In a recent issue of the London Review of Books , Jonathan Steele examines the current situation in Afghanistan and reviews two recent CUP books, My Life with the Taliban, the autobiography of former Taliban leader Abdul Salam Zaeef, and Decoding the New Taliban, edited by Antonio Giustozzi.
Steele, who interviewed Taliban leaders when they were in power in 1996 notes changes in the organization’s ideology and also corrects Western assumptions. Citing Giustozzi’s book, Steele describes the Taliban as no longer technologically averse, frequently using it for propaganda purposes but also less ideologically strict. Steele writes, “They no longer ban TV, music, dog-fighting and kite-flying; nor do they insist on the old rule that men grow beards long enough to be held in the fist.”
Steele also recounts Zaeef’s description of his reactions to 9/11 in My Life with the Taliban, an event which took him totally by surprise but also one he realized would create problems for Afghanistan:
Zaeef maintains that he was shocked by al-Qaida’s attack on 9/11, of which he had no foreknowledge. He says he wept when he watched TV pictures of the burning buildings and people throwing themselves out and falling to the ground like stones: ‘I stared at the pictures in disbelief.’ He immediately saw the likely repercussions. ‘I knew that Afghanistan and its poverty-stricken people would ultimately suffer for what had just taken place in America. The United States would seek revenge.’ He admits that some of the Taliban watching the scene were jubilant and thought the US was too far away to retaliate. ‘How could they be so superficial?’ he asks.

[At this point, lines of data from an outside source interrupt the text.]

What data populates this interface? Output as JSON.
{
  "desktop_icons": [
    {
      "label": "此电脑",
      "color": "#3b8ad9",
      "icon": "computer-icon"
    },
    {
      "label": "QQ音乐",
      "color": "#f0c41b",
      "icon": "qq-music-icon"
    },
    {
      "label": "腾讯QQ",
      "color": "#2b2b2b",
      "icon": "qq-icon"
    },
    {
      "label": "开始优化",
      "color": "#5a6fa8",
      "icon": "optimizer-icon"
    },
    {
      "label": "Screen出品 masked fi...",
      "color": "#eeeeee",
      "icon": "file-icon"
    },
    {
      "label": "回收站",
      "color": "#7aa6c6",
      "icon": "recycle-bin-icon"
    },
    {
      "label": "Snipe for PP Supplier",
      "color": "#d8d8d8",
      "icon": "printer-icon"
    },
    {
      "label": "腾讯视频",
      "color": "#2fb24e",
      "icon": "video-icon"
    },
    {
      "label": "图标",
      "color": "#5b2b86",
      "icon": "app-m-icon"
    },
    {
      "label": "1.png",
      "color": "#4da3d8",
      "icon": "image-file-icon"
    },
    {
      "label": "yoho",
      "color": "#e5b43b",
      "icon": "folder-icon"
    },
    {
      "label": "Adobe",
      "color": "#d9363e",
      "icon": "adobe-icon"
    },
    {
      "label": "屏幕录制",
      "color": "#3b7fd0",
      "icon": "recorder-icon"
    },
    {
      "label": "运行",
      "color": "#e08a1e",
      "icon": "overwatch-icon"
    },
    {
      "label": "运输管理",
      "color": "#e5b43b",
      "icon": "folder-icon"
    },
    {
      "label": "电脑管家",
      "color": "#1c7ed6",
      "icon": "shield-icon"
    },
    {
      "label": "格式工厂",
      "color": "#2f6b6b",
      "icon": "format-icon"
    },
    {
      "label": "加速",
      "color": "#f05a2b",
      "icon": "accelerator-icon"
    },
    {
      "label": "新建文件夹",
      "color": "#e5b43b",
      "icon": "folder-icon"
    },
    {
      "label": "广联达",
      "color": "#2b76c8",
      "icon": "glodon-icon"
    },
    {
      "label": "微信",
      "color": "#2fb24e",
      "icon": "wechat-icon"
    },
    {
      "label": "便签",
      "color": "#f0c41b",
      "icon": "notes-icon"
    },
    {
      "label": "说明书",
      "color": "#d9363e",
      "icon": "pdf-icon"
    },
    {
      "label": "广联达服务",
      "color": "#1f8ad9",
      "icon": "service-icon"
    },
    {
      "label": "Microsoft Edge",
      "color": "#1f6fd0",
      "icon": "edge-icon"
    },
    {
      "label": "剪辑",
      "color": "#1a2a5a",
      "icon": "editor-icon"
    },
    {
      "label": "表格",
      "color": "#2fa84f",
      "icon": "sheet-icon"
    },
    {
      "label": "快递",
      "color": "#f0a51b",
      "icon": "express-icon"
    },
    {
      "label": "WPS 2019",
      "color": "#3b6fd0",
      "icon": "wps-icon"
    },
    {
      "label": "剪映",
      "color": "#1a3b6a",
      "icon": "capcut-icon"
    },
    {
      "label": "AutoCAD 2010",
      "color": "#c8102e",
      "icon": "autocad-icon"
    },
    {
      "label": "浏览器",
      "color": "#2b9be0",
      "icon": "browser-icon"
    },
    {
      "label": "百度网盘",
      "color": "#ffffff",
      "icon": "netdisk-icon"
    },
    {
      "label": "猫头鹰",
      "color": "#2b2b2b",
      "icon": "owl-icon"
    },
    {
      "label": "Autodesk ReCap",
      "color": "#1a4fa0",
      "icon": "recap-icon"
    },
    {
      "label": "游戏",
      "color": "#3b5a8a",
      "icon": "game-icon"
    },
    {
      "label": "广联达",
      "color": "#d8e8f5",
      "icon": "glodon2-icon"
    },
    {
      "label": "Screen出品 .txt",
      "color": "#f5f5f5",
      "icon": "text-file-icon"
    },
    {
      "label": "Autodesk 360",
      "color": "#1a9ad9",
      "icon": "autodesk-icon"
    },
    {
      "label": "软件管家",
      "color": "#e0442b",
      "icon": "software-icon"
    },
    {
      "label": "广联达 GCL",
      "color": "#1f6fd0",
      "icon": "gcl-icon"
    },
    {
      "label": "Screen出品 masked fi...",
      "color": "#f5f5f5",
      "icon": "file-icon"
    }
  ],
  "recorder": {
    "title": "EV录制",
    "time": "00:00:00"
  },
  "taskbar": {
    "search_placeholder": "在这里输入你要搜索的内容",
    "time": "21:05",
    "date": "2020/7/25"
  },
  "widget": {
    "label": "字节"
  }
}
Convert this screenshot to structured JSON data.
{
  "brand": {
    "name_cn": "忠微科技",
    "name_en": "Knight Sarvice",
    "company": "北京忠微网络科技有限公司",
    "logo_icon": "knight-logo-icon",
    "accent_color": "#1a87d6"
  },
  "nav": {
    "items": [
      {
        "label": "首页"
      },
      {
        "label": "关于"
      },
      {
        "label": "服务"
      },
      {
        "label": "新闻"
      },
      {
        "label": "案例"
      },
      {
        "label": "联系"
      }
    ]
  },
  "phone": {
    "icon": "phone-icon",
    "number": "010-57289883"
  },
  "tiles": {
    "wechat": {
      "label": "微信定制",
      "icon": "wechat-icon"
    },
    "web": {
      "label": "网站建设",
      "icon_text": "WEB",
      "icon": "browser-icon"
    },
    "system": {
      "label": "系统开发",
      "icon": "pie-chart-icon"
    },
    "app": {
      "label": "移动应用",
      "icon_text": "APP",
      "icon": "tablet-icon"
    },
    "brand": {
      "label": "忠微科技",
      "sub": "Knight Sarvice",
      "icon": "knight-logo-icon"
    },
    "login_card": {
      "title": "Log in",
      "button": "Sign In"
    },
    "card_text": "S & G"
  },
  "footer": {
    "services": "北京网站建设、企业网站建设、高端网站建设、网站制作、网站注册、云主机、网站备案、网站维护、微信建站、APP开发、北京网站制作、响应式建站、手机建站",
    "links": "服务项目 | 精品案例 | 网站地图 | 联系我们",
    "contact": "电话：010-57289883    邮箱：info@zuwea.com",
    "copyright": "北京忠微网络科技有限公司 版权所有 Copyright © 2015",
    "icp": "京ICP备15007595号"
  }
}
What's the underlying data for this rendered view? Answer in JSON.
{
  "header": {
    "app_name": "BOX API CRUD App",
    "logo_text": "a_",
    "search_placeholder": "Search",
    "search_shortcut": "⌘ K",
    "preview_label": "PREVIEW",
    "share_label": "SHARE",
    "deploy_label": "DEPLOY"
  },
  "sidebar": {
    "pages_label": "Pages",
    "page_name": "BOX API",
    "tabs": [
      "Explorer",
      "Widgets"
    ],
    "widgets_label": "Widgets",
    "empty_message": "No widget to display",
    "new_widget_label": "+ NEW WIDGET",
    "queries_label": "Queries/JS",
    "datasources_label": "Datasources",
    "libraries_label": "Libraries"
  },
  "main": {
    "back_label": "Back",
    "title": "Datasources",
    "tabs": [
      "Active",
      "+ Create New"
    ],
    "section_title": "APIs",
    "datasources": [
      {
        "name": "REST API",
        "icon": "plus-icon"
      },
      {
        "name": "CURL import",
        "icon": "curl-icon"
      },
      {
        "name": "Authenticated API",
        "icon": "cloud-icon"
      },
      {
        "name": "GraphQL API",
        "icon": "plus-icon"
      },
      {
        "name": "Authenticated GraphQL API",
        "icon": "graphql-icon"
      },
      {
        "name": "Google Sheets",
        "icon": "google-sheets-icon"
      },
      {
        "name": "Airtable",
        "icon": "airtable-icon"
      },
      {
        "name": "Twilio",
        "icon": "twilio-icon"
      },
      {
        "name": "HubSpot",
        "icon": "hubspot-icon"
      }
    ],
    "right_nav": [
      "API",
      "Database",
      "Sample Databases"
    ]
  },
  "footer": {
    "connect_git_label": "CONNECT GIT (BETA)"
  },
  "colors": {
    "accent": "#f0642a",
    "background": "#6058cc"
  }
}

Zaeef and others that Steele talked to reflect a notion of the Taliban is not commonly understood in the West. More precisely, the group should be seen not as ideologically committed to global jihad but one that is nationalist in nature, eager to get foreigners—the United States and al-Qaida—out of Afghanistan.